▶ PROBLEM DESCRIPTION: Please filter the listing for the string "JSON" and copy each matching line.

==================================================

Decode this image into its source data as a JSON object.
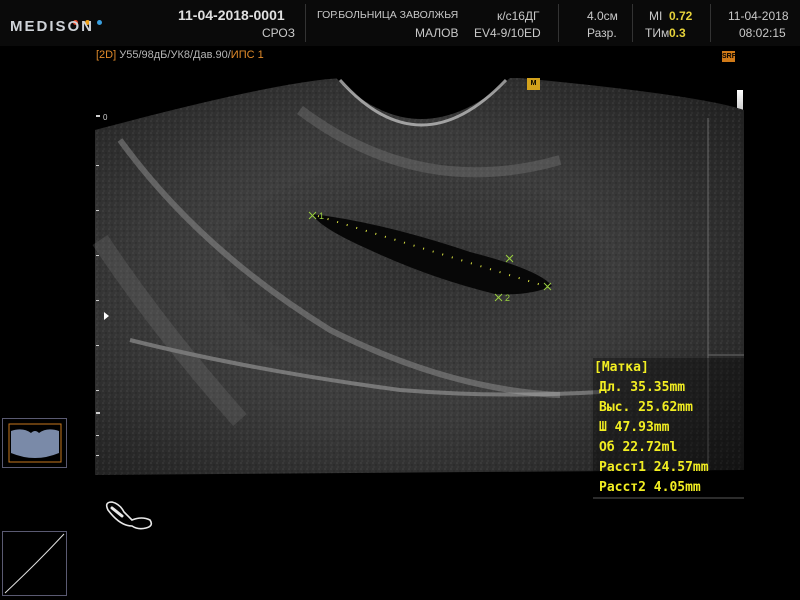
{
  "header": {
    "brand": "MEDISON",
    "brand_dot_colors": [
      "#e84a2a",
      "#f0a21a",
      "#3aa0e0"
    ],
    "patient_id": "11-04-2018-0001",
    "patient_name": "СРОЗ",
    "hospital": "ГОР.БОЛЬНИЦА ЗАВОЛЖЬЯ",
    "operator": "МАЛОВ",
    "app": "к/с16ДГ",
    "probe": "EV4-9/10ED",
    "depth_value": "4.0см",
    "resolution_label": "Разр.",
    "mi_label": "MI",
    "mi_value": "0.72",
    "tim_label": "ТИм",
    "tim_value": "0.3",
    "date": "11-04-2018",
    "time": "08:02:15"
  },
  "params": {
    "mode": "[2D]",
    "values": "У55/98дБ/УК8/Дав.90/",
    "ips": "ИПС 1"
  },
  "badges": {
    "srf": "SRF",
    "marker": "M"
  },
  "ruler": {
    "zero_label": "0"
  },
  "caliper": {
    "label1": "1",
    "label2": "2"
  },
  "measurements": {
    "title": "[Матка]",
    "rows": [
      "Дл. 35.35mm",
      "Выс. 25.62mm",
      "Ш   47.93mm",
      "Об  22.72ml",
      "Расст1 24.57mm",
      "Расст2 4.05mm"
    ]
  },
  "colors": {
    "measurement_text": "#f2ee22",
    "caliper": "#d8e040",
    "accent_orange": "#e08a2a"
  },
  "icons": {
    "probe_position": "transvaginal-probe-icon",
    "body_marker": "pelvis-body-marker-icon",
    "gray_curve": "gray-map-curve-icon"
  }
}
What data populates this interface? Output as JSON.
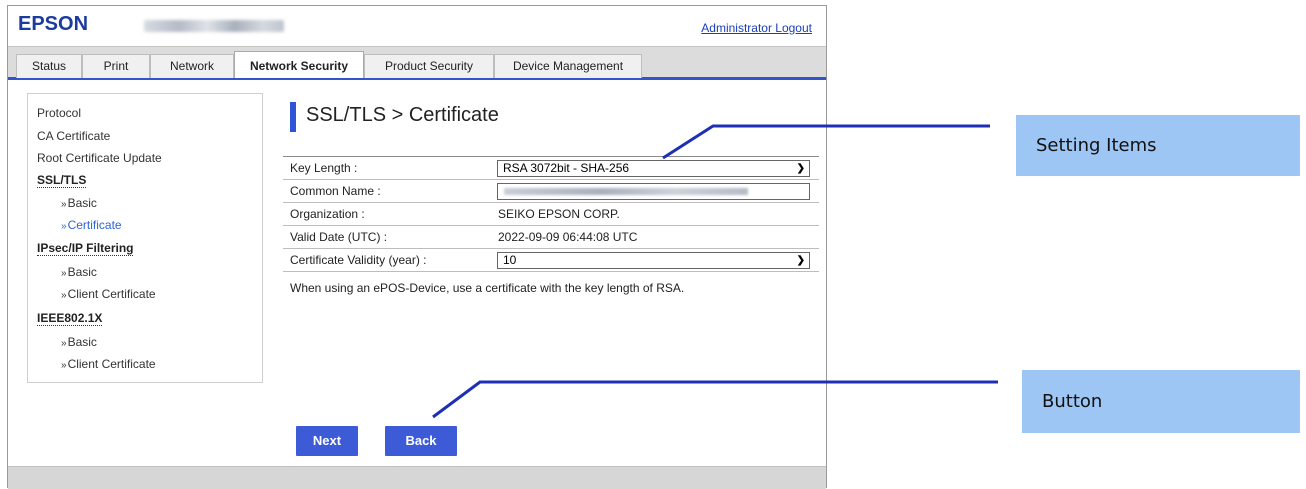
{
  "header": {
    "logo": "EPSON",
    "logout_label": "Administrator Logout"
  },
  "tabs": [
    {
      "label": "Status"
    },
    {
      "label": "Print"
    },
    {
      "label": "Network"
    },
    {
      "label": "Network Security",
      "active": true
    },
    {
      "label": "Product Security"
    },
    {
      "label": "Device Management"
    }
  ],
  "sidebar": {
    "items": [
      {
        "label": "Protocol"
      },
      {
        "label": "CA Certificate"
      },
      {
        "label": "Root Certificate Update"
      },
      {
        "label": "SSL/TLS"
      },
      {
        "label": "Basic"
      },
      {
        "label": "Certificate"
      },
      {
        "label": "IPsec/IP Filtering"
      },
      {
        "label": "Basic"
      },
      {
        "label": "Client Certificate"
      },
      {
        "label": "IEEE802.1X"
      },
      {
        "label": "Basic"
      },
      {
        "label": "Client Certificate"
      }
    ],
    "sub_prefix": "»"
  },
  "page": {
    "title": "SSL/TLS > Certificate"
  },
  "form": {
    "key_length": {
      "label": "Key Length :",
      "value": "RSA 3072bit - SHA-256"
    },
    "common_name": {
      "label": "Common Name :"
    },
    "organization": {
      "label": "Organization :",
      "value": "SEIKO EPSON CORP."
    },
    "valid_date": {
      "label": "Valid Date (UTC) :",
      "value": "2022-09-09 06:44:08 UTC"
    },
    "validity": {
      "label": "Certificate Validity (year) :",
      "value": "10"
    },
    "note": "When using an ePOS-Device, use a certificate with the key length of RSA."
  },
  "buttons": {
    "next": "Next",
    "back": "Back"
  },
  "callouts": {
    "setting_items": "Setting Items",
    "button": "Button"
  },
  "colors": {
    "accent": "#3d5bd6",
    "callout": "#9ec6f4",
    "link": "#1a3fb8"
  }
}
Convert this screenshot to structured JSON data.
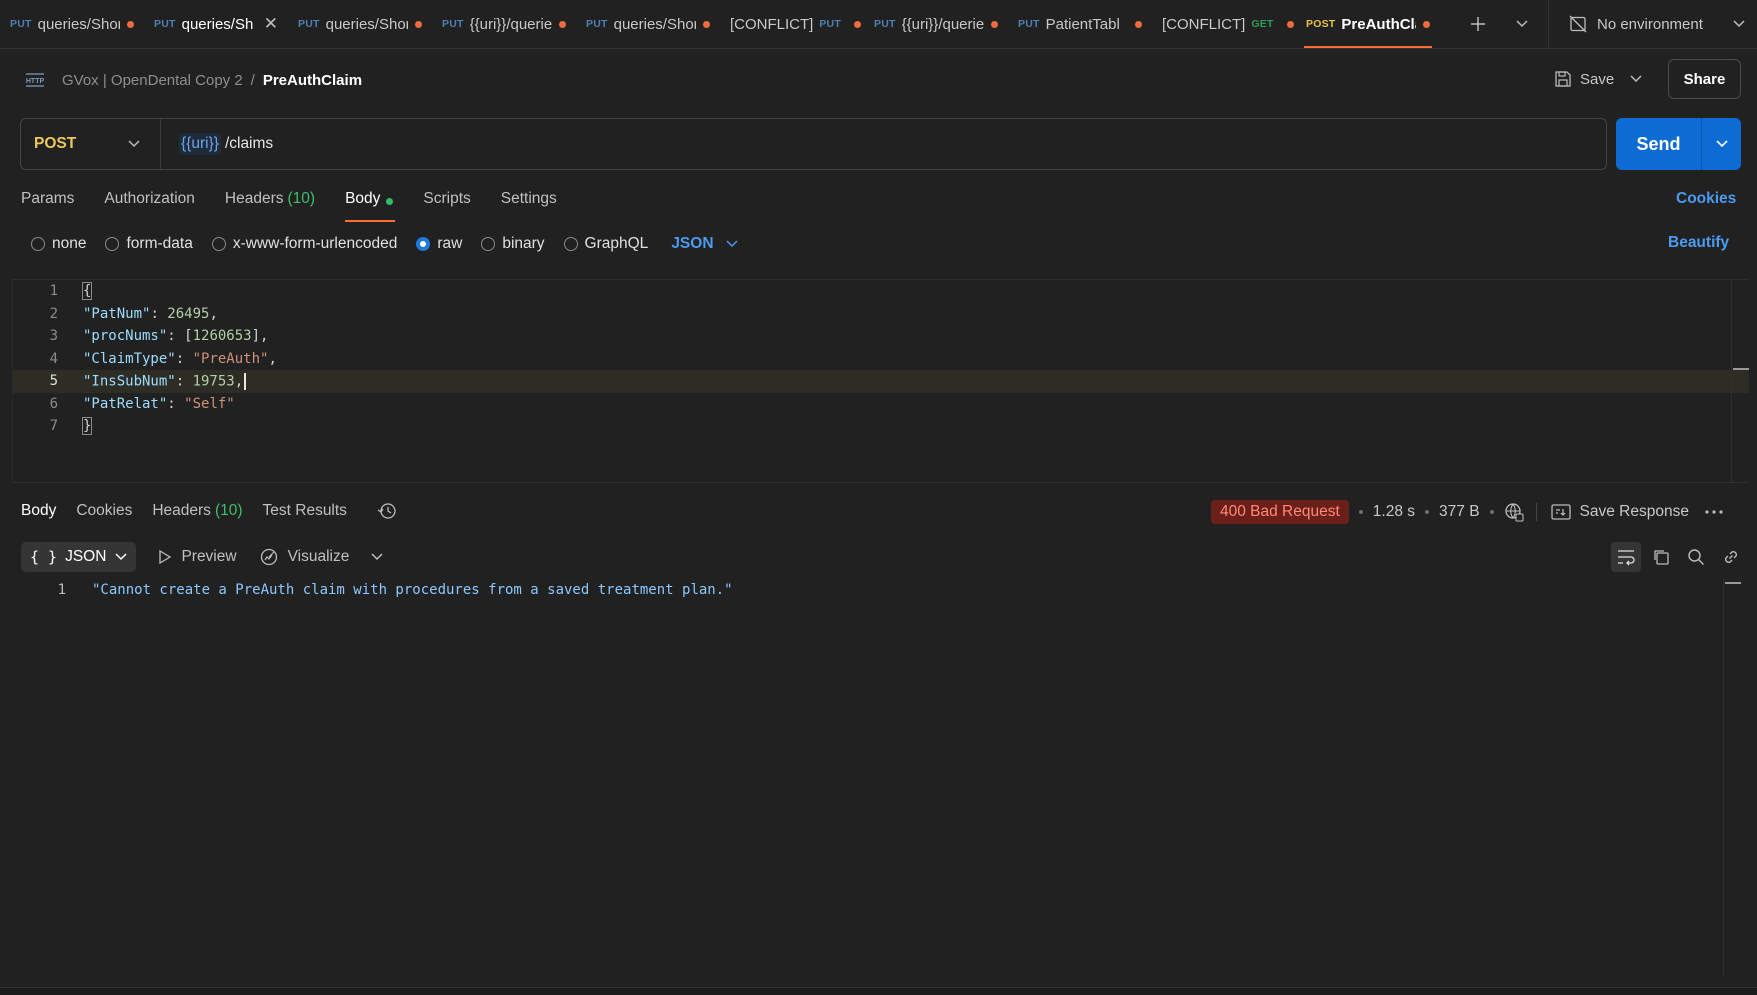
{
  "tabs": [
    {
      "method": "PUT",
      "title": "queries/Shor",
      "state": "dot",
      "method_class": "put"
    },
    {
      "method": "PUT",
      "title": "queries/Sh",
      "state": "close",
      "method_class": "put",
      "selected": true
    },
    {
      "method": "PUT",
      "title": "queries/Shor",
      "state": "dot",
      "method_class": "put"
    },
    {
      "method": "PUT",
      "title": "{{uri}}/querie",
      "state": "dot",
      "method_class": "put"
    },
    {
      "method": "PUT",
      "title": "queries/Shor",
      "state": "dot",
      "method_class": "put"
    },
    {
      "prefix": "[CONFLICT]",
      "method": "PUT",
      "title": "",
      "state": "dot",
      "method_class": "put"
    },
    {
      "method": "PUT",
      "title": "{{uri}}/querie",
      "state": "dot",
      "method_class": "put"
    },
    {
      "method": "PUT",
      "title": "PatientTabl",
      "state": "dot",
      "method_class": "put"
    },
    {
      "prefix": "[CONFLICT]",
      "method": "GET",
      "title": "",
      "state": "dot",
      "method_class": "get"
    },
    {
      "method": "POST",
      "title": "PreAuthClai",
      "state": "dot",
      "method_class": "post",
      "active": true
    }
  ],
  "environment": {
    "label": "No environment"
  },
  "breadcrumb": {
    "workspace": "GVox | OpenDental Copy 2",
    "separator": "/",
    "current": "PreAuthClaim"
  },
  "header_actions": {
    "save_label": "Save",
    "share_label": "Share"
  },
  "request": {
    "method": "POST",
    "url_variable": "{{uri}}",
    "url_path": "/claims",
    "send_label": "Send"
  },
  "request_tabs": [
    {
      "label": "Params"
    },
    {
      "label": "Authorization"
    },
    {
      "label": "Headers",
      "count": "(10)"
    },
    {
      "label": "Body",
      "active": true,
      "indicator": true
    },
    {
      "label": "Scripts"
    },
    {
      "label": "Settings"
    }
  ],
  "cookies_label": "Cookies",
  "body_types": [
    {
      "label": "none",
      "checked": false
    },
    {
      "label": "form-data",
      "checked": false
    },
    {
      "label": "x-www-form-urlencoded",
      "checked": false
    },
    {
      "label": "raw",
      "checked": true
    },
    {
      "label": "binary",
      "checked": false
    },
    {
      "label": "GraphQL",
      "checked": false
    }
  ],
  "body_language": "JSON",
  "beautify_label": "Beautify",
  "editor": {
    "current_line": 5,
    "lines": [
      {
        "num": "1",
        "tokens": [
          {
            "t": "{",
            "c": "brace"
          }
        ]
      },
      {
        "num": "2",
        "tokens": [
          {
            "t": "\"PatNum\"",
            "c": "k"
          },
          {
            "t": ": ",
            "c": ""
          },
          {
            "t": "26495",
            "c": "n"
          },
          {
            "t": ",",
            "c": ""
          }
        ]
      },
      {
        "num": "3",
        "tokens": [
          {
            "t": "\"procNums\"",
            "c": "k"
          },
          {
            "t": ": [",
            "c": ""
          },
          {
            "t": "1260653",
            "c": "n"
          },
          {
            "t": "],",
            "c": ""
          }
        ]
      },
      {
        "num": "4",
        "tokens": [
          {
            "t": "\"ClaimType\"",
            "c": "k"
          },
          {
            "t": ": ",
            "c": ""
          },
          {
            "t": "\"PreAuth\"",
            "c": "s"
          },
          {
            "t": ",",
            "c": ""
          }
        ]
      },
      {
        "num": "5",
        "tokens": [
          {
            "t": "\"InsSubNum\"",
            "c": "k"
          },
          {
            "t": ": ",
            "c": ""
          },
          {
            "t": "19753",
            "c": "n"
          },
          {
            "t": ",",
            "c": ""
          }
        ]
      },
      {
        "num": "6",
        "tokens": [
          {
            "t": "\"PatRelat\"",
            "c": "k"
          },
          {
            "t": ": ",
            "c": ""
          },
          {
            "t": "\"Self\"",
            "c": "s"
          }
        ]
      },
      {
        "num": "7",
        "tokens": [
          {
            "t": "}",
            "c": "brace"
          }
        ]
      }
    ]
  },
  "response_tabs": [
    {
      "label": "Body",
      "active": true
    },
    {
      "label": "Cookies"
    },
    {
      "label": "Headers",
      "count": "(10)"
    },
    {
      "label": "Test Results"
    }
  ],
  "response_status": {
    "code_text": "400 Bad Request",
    "time": "1.28 s",
    "size": "377 B",
    "save_label": "Save Response"
  },
  "response_toolbar": {
    "format": "JSON",
    "preview_label": "Preview",
    "visualize_label": "Visualize"
  },
  "response_body": {
    "line_num": "1",
    "text": "\"Cannot create a PreAuth claim with procedures from a saved treatment plan.\""
  },
  "colors": {
    "accent": "#ff6c37",
    "send": "#0c6cd4",
    "link": "#4b9bf0",
    "error_badge": "#6b1f1a"
  }
}
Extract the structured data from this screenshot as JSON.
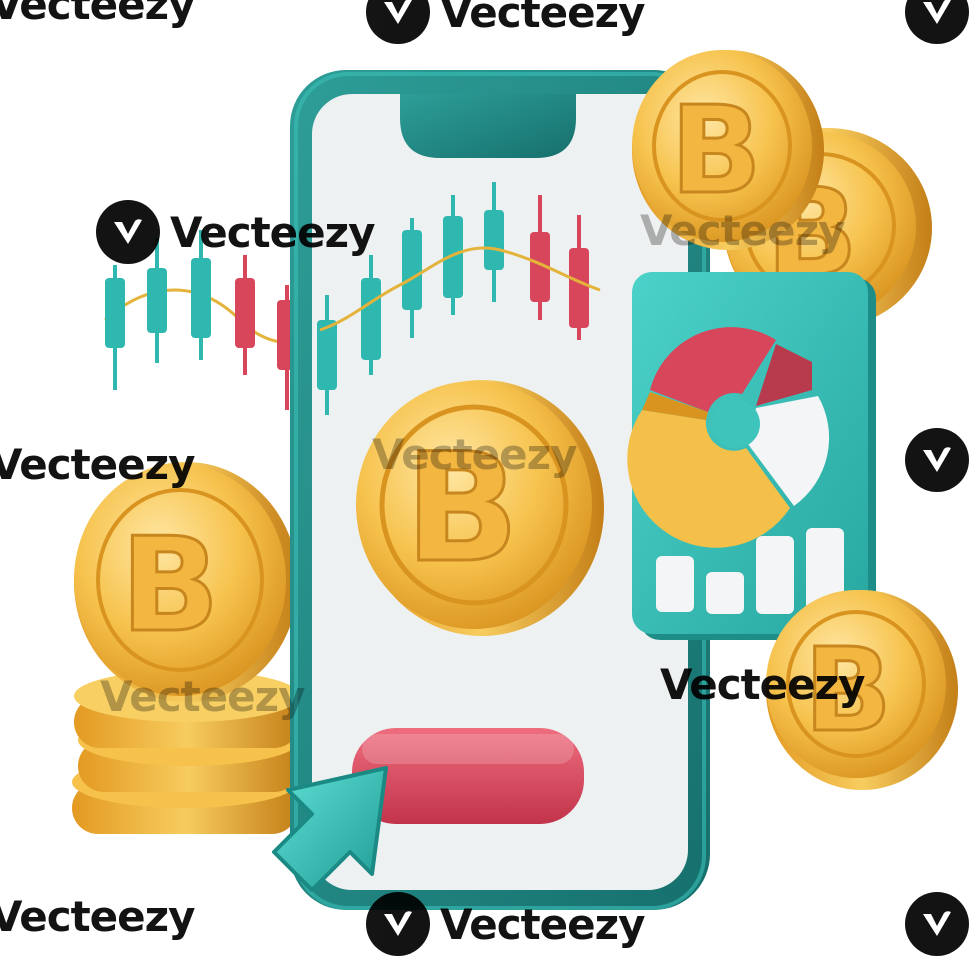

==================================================

▶ TASK ANSWER:
Decode this image into its source data as a JSON object.
What data populates this interface? Output as JSON.
Convert this screenshot to structured JSON data.
  "body_language": "JSON",
    "format": "JSON",
Extract the structured data from this screenshot as JSON.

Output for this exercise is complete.